INITIAL reports from the task force appointed by Gov. Cecil Underwood to study mountaintop removal are surprisingly critical of this type of mining.
The task force was largely written off at the start by environmental critics (including the Gazette) because of the large number of members strongly tied to the coal industry. At least seven of the 16 members either work directly for the industry or do consulting, lobbying or legal work for it.
The head of the committee, Marshall University President J. Wade Gilley, answers to the University Board of Trustees. Arch Coal Inc. Vice President David Todd sits on that board.
Only one member of an environmental group, Gazette contributing columnist John McFerrin, was appointed to the task force.
It's easy to see why many assumed the committee would be a whitewash (we called it a "transparent exercise"). However, promising draft reports from three subcommittees assigned to study the impact of mountaintop removal mining on the environment, the economy and communities raise hopes that the effort could lead to real reforms.
Committee members clearly recognized that lax regulation of mountaintop removal over the past two decades has hurt citizens and the environment. They make some good recommendations, and some troublesome ones.
Among the good:
The establishment of a new agency within the state Division of Environmental Protection to assess and monitor the community impacts of mountaintop removal. This committee would also oversee a "mitigation" process that would compensate homeowners and communities for damage caused by mining and blasting.

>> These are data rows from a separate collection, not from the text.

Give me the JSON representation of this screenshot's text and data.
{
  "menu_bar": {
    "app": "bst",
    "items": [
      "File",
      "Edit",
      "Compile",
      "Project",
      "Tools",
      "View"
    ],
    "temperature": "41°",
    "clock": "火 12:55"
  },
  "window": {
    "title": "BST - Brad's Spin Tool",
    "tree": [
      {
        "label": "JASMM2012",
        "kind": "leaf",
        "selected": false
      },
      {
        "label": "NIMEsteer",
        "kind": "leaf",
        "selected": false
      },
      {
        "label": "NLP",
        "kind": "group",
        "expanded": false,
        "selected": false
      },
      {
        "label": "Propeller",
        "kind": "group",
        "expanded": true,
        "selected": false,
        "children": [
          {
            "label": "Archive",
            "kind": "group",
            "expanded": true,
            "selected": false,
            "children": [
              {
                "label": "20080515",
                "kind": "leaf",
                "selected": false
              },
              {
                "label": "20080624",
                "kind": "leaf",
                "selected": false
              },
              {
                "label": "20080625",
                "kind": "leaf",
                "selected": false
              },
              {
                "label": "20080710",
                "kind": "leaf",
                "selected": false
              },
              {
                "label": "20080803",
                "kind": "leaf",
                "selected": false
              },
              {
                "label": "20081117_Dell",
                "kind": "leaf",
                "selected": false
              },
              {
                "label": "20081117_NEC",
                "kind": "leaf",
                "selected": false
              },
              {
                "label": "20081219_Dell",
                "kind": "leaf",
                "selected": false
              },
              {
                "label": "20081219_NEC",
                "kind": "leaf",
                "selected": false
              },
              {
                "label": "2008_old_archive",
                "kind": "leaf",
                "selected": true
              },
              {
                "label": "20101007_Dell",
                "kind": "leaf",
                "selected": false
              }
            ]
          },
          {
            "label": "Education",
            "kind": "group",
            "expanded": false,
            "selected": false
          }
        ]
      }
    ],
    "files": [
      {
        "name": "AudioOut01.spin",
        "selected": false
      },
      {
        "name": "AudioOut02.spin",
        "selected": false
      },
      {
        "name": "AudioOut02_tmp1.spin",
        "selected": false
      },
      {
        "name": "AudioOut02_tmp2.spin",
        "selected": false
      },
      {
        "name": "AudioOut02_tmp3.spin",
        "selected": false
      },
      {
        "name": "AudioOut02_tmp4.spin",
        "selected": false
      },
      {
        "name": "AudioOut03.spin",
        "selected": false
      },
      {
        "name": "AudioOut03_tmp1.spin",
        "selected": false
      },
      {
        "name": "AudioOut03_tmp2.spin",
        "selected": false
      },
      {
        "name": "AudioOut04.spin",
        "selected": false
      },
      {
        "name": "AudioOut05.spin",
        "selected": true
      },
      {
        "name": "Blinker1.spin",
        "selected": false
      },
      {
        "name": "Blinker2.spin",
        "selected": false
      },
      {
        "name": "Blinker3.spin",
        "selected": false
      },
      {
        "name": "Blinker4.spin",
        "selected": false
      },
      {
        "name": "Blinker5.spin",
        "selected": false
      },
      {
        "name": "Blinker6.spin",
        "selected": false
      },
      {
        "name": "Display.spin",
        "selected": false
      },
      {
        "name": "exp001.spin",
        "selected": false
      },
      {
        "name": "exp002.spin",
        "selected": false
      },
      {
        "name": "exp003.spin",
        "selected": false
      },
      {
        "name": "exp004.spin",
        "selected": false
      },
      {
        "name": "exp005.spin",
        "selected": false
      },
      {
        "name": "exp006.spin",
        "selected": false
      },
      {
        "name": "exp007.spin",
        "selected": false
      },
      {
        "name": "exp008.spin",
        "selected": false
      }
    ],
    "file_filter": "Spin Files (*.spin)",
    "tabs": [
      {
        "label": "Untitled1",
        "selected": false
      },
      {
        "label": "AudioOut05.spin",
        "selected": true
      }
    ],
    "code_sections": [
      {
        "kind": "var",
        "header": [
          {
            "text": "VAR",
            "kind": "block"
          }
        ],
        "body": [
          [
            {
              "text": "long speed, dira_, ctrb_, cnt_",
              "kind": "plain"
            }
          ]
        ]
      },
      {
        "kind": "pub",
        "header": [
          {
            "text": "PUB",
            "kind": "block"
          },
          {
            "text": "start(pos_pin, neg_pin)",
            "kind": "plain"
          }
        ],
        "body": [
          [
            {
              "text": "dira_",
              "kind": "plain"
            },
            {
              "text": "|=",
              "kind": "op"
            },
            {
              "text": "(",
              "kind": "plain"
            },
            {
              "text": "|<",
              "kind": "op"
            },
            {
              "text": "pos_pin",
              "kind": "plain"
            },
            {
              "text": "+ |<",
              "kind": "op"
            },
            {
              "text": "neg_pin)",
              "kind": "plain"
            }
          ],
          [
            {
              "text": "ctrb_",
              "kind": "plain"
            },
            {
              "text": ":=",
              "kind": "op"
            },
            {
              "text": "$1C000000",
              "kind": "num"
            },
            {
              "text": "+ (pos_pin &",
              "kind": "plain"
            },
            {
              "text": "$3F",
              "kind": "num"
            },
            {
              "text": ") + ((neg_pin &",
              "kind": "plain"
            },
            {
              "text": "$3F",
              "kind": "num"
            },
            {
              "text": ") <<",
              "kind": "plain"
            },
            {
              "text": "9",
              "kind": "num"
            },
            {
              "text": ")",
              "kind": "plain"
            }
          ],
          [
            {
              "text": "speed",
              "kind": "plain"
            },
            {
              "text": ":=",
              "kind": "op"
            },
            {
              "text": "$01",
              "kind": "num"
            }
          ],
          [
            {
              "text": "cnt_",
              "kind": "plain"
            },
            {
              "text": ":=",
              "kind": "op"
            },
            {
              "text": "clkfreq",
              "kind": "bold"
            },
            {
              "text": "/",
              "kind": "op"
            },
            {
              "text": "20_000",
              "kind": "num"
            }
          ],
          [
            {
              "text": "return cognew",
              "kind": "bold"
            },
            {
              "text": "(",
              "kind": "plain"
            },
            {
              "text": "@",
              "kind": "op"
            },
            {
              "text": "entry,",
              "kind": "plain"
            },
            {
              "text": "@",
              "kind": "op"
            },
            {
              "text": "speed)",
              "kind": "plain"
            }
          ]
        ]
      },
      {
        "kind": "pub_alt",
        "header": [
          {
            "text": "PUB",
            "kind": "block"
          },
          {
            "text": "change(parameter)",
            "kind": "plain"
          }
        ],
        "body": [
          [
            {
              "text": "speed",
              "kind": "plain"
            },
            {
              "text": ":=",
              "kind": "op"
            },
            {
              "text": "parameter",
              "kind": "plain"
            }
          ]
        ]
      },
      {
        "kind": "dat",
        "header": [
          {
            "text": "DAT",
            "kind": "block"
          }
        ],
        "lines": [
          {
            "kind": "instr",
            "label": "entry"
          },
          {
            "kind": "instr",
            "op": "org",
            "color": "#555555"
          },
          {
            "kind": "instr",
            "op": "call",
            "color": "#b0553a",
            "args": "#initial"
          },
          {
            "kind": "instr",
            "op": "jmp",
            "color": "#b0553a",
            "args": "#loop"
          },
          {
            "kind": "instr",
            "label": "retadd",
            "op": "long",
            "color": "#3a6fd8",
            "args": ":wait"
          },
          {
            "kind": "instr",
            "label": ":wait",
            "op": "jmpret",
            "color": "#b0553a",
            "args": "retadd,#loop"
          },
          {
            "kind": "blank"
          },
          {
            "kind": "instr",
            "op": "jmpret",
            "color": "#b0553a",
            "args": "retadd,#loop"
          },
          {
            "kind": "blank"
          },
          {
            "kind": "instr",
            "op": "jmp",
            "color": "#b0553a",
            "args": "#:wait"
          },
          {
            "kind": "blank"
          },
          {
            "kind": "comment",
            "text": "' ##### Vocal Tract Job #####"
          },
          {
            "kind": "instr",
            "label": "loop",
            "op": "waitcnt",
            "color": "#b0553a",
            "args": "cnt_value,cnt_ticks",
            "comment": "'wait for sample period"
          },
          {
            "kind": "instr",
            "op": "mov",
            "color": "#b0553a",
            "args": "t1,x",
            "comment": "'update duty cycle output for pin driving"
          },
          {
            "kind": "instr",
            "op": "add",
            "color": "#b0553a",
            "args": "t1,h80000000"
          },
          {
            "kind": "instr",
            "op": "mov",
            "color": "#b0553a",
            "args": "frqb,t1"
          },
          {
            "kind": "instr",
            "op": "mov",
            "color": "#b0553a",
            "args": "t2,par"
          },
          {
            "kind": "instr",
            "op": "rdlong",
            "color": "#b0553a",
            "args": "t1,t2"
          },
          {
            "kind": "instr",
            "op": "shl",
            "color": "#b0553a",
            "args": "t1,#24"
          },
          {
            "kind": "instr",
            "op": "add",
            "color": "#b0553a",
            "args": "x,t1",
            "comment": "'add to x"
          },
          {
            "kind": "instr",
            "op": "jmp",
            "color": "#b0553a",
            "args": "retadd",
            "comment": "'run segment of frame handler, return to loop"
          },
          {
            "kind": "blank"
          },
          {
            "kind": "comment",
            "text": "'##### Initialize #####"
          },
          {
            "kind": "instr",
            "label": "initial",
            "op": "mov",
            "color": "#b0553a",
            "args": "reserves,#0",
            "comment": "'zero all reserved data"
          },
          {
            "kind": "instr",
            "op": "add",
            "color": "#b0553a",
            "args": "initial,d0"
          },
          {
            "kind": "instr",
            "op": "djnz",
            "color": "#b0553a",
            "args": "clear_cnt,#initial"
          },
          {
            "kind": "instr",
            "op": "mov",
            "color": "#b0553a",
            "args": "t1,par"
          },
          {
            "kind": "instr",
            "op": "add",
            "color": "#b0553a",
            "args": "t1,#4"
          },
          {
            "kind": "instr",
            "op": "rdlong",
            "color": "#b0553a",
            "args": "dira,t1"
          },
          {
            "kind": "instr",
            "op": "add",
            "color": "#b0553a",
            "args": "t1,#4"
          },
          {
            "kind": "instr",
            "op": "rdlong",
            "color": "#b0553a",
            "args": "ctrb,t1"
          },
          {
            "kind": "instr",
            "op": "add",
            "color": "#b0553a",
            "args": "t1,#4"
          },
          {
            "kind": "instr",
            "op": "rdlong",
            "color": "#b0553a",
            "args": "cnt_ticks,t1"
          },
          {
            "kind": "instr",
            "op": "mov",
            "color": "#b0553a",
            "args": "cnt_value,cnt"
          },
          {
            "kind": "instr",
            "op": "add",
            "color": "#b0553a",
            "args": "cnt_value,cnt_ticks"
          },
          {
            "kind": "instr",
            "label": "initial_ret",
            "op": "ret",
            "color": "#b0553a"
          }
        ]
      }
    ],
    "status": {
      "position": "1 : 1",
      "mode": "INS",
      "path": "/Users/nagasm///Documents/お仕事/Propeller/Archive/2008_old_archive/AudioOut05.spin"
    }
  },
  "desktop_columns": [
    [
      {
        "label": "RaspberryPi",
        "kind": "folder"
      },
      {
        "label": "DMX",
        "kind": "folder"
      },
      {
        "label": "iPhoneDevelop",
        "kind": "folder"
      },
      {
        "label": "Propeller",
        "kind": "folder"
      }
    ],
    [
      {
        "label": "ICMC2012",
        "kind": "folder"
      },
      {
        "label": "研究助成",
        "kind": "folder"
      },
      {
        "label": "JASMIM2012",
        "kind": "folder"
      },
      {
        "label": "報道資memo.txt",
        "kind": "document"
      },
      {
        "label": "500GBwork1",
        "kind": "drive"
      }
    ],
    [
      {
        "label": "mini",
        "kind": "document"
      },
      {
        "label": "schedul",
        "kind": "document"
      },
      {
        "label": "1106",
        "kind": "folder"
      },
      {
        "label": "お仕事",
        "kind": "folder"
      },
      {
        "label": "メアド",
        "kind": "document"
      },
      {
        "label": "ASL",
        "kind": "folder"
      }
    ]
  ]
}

Elimination of the "fish and wildlife habitat and recreation" designation for post-mining land use. This designation is not approved by federal regulations, nor does it meet criteria in federal law for improving land flattened by mining.